For the first time in US history, the next generation of Americans may be less educated than the previous one. That's just one warning from a panel of experts in a must-read report released Thursday that calls for a root-and-branch overhaul of public schools.
The report, called "Tough Choices or Tough Times," cites worrisome trends for the US in failing to meet the competition for high-level skills coming from Asia and Europe. Country after country is surpassing the US in the proportion of workers with a high school education. A generation ago, the US produced 30 percent of the world's college grads; today it's 14 percent. In the key arena of educating engineers for emerging high-tech fields, the US is falling far behind.
And as more US employers disburse work globally, average American wages have dropped.
The 26-member bipartisan panel, called the New Commission on the Skills of the American Workforce, lays out a bold restructuring of the K-12 system – which was designed more than a century ago. As Congress prepares to reauthorize the 2001 No Child Left Behind law that requires standardized testing – a modest reform with limited success – it should also look at backing a few states in testing the panel's deeper reforms. Some governors, too, will find these ideas to be a way to boost flagging state economies.
For starters, the report finds cities and towns no longer up to the prime responsibility over K-12. "How can a local school board really know the future of the global economy?" asks Harry Spence, a panel member and Massachusetts commissioner for social services.
The report's blueprint is not a piecemeal approach and does not call for more money. Its main recommendation is to give states full authority to set curriculums and to hire, train, and certify teachers. Rather than own schools, local districts would sign contracts with independent education contractors, many of which would be run by teachers.
Schools would be funded by the state, while local districts would only set performance standards and be able to drop a "contract school."

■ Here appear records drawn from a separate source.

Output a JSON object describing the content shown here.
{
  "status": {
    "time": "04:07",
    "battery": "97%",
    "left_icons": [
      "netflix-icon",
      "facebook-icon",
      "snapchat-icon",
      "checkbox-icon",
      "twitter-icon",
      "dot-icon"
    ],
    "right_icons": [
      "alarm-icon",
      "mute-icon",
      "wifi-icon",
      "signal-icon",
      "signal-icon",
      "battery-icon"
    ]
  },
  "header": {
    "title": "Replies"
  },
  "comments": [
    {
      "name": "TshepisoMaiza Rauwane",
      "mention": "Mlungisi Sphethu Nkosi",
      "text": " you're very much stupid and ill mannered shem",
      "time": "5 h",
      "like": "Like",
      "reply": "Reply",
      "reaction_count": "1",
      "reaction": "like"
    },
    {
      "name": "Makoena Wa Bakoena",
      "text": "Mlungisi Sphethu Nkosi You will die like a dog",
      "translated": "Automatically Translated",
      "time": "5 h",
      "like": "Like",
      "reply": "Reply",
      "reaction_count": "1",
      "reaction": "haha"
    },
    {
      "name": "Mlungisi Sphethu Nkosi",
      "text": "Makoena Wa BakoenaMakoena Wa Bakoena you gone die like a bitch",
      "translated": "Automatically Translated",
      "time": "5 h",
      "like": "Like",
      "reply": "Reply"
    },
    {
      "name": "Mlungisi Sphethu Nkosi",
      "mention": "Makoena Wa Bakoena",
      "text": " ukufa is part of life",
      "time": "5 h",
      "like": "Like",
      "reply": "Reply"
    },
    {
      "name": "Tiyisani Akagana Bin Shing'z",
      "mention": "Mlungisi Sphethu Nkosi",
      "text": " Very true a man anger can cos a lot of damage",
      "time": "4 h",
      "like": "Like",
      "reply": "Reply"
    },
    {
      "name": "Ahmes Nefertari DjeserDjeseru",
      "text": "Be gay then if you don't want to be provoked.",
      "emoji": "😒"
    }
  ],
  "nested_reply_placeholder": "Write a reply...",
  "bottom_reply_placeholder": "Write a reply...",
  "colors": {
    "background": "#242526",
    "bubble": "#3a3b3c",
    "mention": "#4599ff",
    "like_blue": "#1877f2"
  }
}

A regional "authority," meanwhile, would bring together business and other key leaders to guide the type of education needed for growth industries.
Teachers would be paid more to work in poor areas, and pay would be based on performance, not seniority. Candidates for teacher training would be recruited from the top third of high school seniors, not the bottom third, as now.
Current state tests, the panel finds, are inadequate for "workers of 21st century America." A new type of state tests, called "state board qualifying exams," would measure more than knowledge, such as mastery of a core curriculum, innovation, self- discipline, and teamwork. If passed, students would be able to enter various levels of state higher education.
Adults without degrees could also take the exams to help retool themselves. And from birth, each citizen would receive $500 in a "personal competitiveness account" to spend on continuing education.
Such ideas aren't for the faint of heart. And they may end up not working in early experiments. But together, they point a way out of America's educational decline.